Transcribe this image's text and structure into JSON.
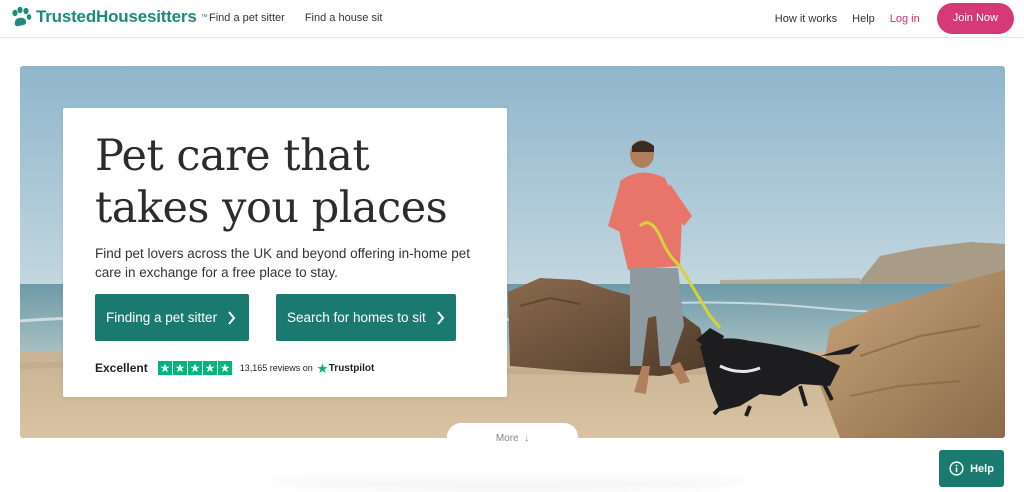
{
  "brand": {
    "name": "TrustedHousesitters",
    "trademark": "™",
    "color": "#1d8a7d"
  },
  "nav": {
    "left": [
      "Find a pet sitter",
      "Find a house sit"
    ],
    "right": [
      "How it works",
      "Help"
    ],
    "login": "Log in",
    "join": "Join Now"
  },
  "hero": {
    "title_line1": "Pet care that",
    "title_line2": "takes you places",
    "subtitle": "Find pet lovers across the UK and beyond offering in-home pet care in exchange for a free place to stay.",
    "primary_button": "Finding a pet sitter",
    "secondary_button": "Search for homes to sit",
    "button_icon": "chevron-right-icon"
  },
  "trustpilot": {
    "rating_label": "Excellent",
    "stars": 5,
    "reviews": "13,165 reviews on",
    "brand": "Trustpilot",
    "color": "#00b67a"
  },
  "more": {
    "label": "More",
    "icon": "arrow-down-icon"
  },
  "help": {
    "label": "Help",
    "icon": "info-icon"
  },
  "colors": {
    "accent": "#1a7a70",
    "join": "#d63978",
    "login": "#d62a73"
  }
}
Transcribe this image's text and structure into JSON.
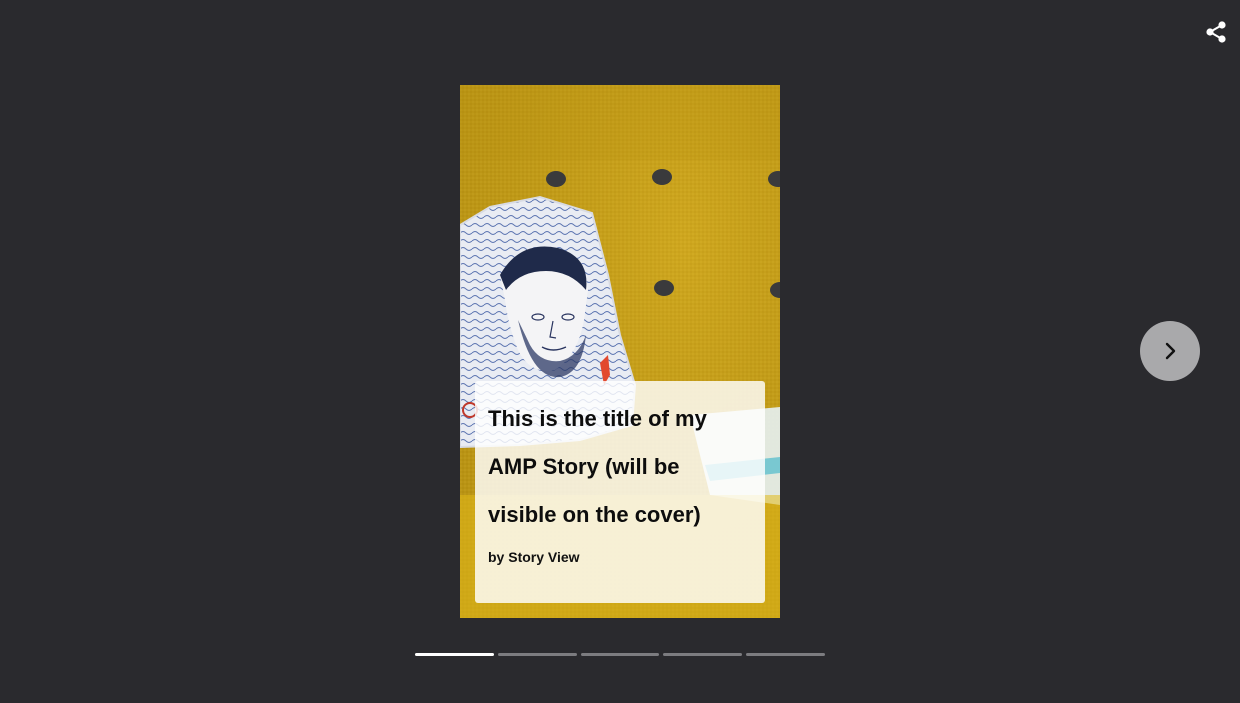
{
  "story": {
    "title": "This is the title of my AMP Story (will be visible on the cover)",
    "byline": "by Story View"
  },
  "controls": {
    "share_icon": "share-icon",
    "next_icon": "chevron-right-icon"
  },
  "progress": {
    "segments": 5,
    "active_index": 0
  },
  "colors": {
    "background": "#2a2a2e",
    "mustard": "#c9a11a",
    "next_button": "#a9a9ab"
  }
}
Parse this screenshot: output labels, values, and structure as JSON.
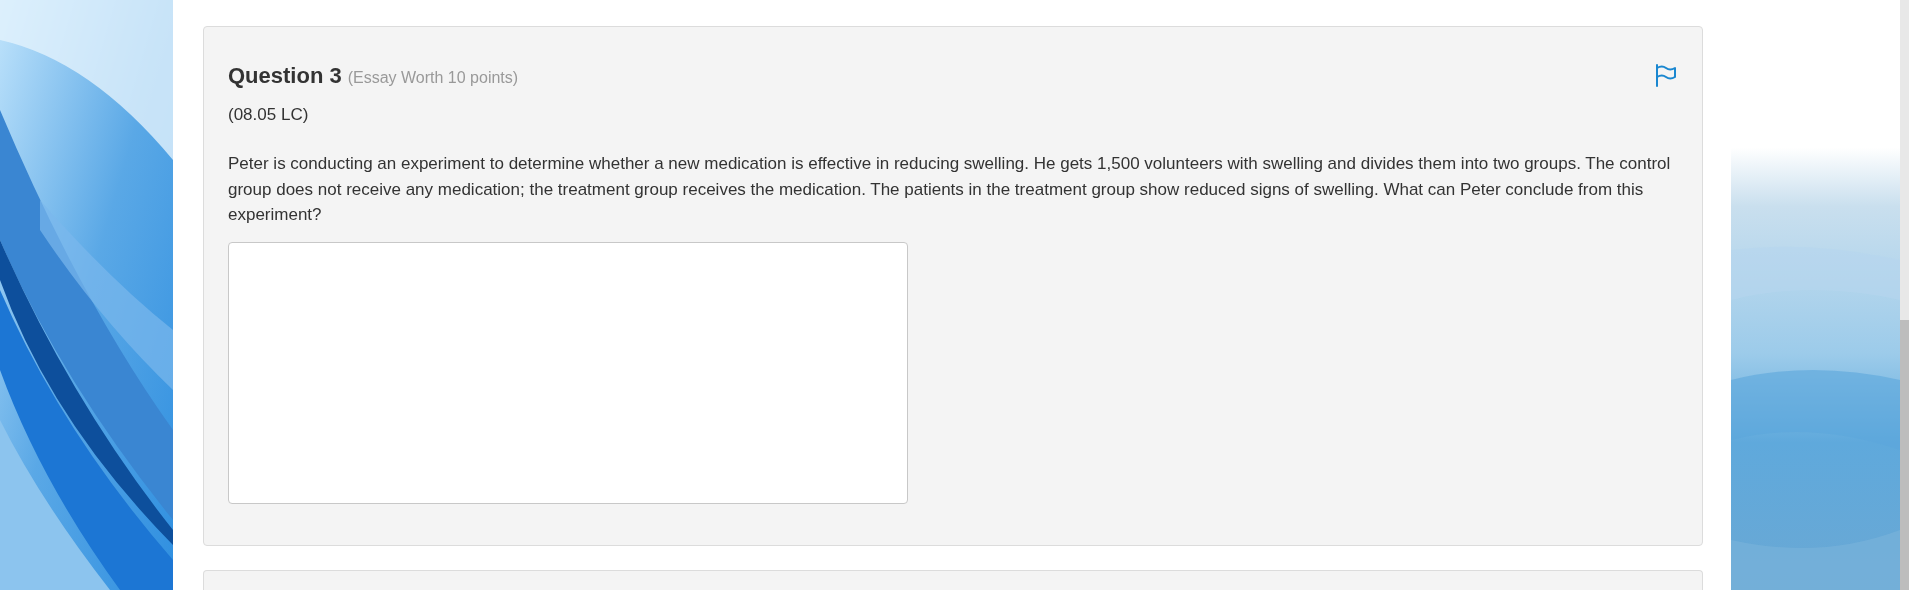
{
  "question": {
    "title": "Question 3",
    "meta": "(Essay Worth 10 points)",
    "code": "(08.05 LC)",
    "prompt": "Peter is conducting an experiment to determine whether a new medication is effective in reducing swelling. He gets 1,500 volunteers with swelling and divides them into two groups. The control group does not receive any medication; the treatment group receives the medication. The patients in the treatment group show reduced signs of swelling. What can Peter conclude from this experiment?",
    "flagged": false
  }
}
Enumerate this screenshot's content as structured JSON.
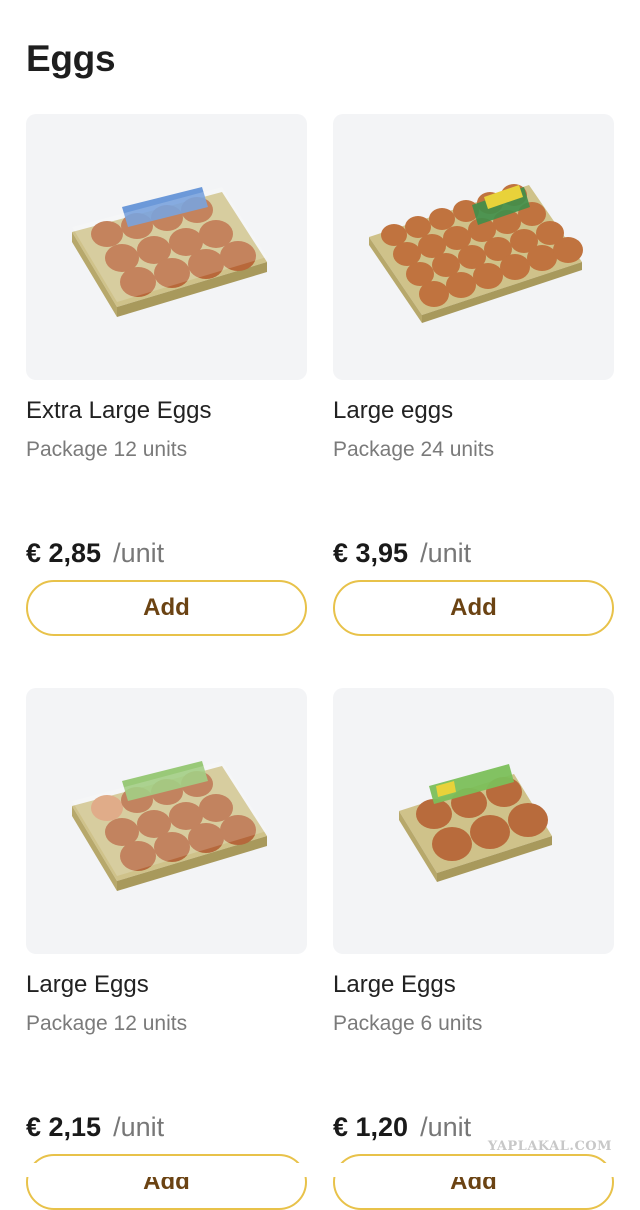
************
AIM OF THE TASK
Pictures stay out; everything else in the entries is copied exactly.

REPLY TO THE EXERCISE
Transcribe this image's text and structure into JSON.
{
  "brand": {
    "name": "TrustedHousesitters",
    "trademark": "™",
    "color": "#1d8a7d"
  },
  "nav": {
    "left": [
      "Find a pet sitter",
      "Find a house sit"
    ],
    "right": [
      "How it works",
      "Help"
    ],
    "login": "Log in",
    "join": "Join Now"
  },
  "hero": {
    "title_line1": "Pet care that",
    "title_line2": "takes you places",
    "subtitle": "Find pet lovers across the UK and beyond offering in-home pet care in exchange for a free place to stay.",
    "primary_button": "Finding a pet sitter",
    "secondary_button": "Search for homes to sit",
    "button_icon": "chevron-right-icon"
  },
  "trustpilot": {
    "rating_label": "Excellent",
    "stars": 5,
    "reviews": "13,165 reviews on",
    "brand": "Trustpilot",
    "color": "#00b67a"
  },
  "more": {
    "label": "More",
    "icon": "arrow-down-icon"
  },
  "help": {
    "label": "Help",
    "icon": "info-icon"
  },
  "colors": {
    "accent": "#1a7a70",
    "join": "#d63978",
    "login": "#d62a73"
  }
}
Transcribe this image's text and structure into JSON.
{
  "story": {
    "title": "This is the title of my AMP Story (will be visible on the cover)",
    "byline": "by Story View"
  },
  "controls": {
    "share_icon": "share-icon",
    "next_icon": "chevron-right-icon"
  },
  "progress": {
    "segments": 5,
    "active_index": 0
  },
  "colors": {
    "background": "#2a2a2e",
    "mustard": "#c9a11a",
    "next_button": "#a9a9ab"
  }
}
Parse this screenshot: output labels, values, and structure as JSON.
{
  "question": {
    "title": "Question 3",
    "meta": "(Essay Worth 10 points)",
    "code": "(08.05 LC)",
    "prompt": "Peter is conducting an experiment to determine whether a new medication is effective in reducing swelling. He gets 1,500 volunteers with swelling and divides them into two groups. The control group does not receive any medication; the treatment group receives the medication. The patients in the treatment group show reduced signs of swelling. What can Peter conclude from this experiment?",
    "flagged": false
  }
}
Enumerate this screenshot's content as structured JSON.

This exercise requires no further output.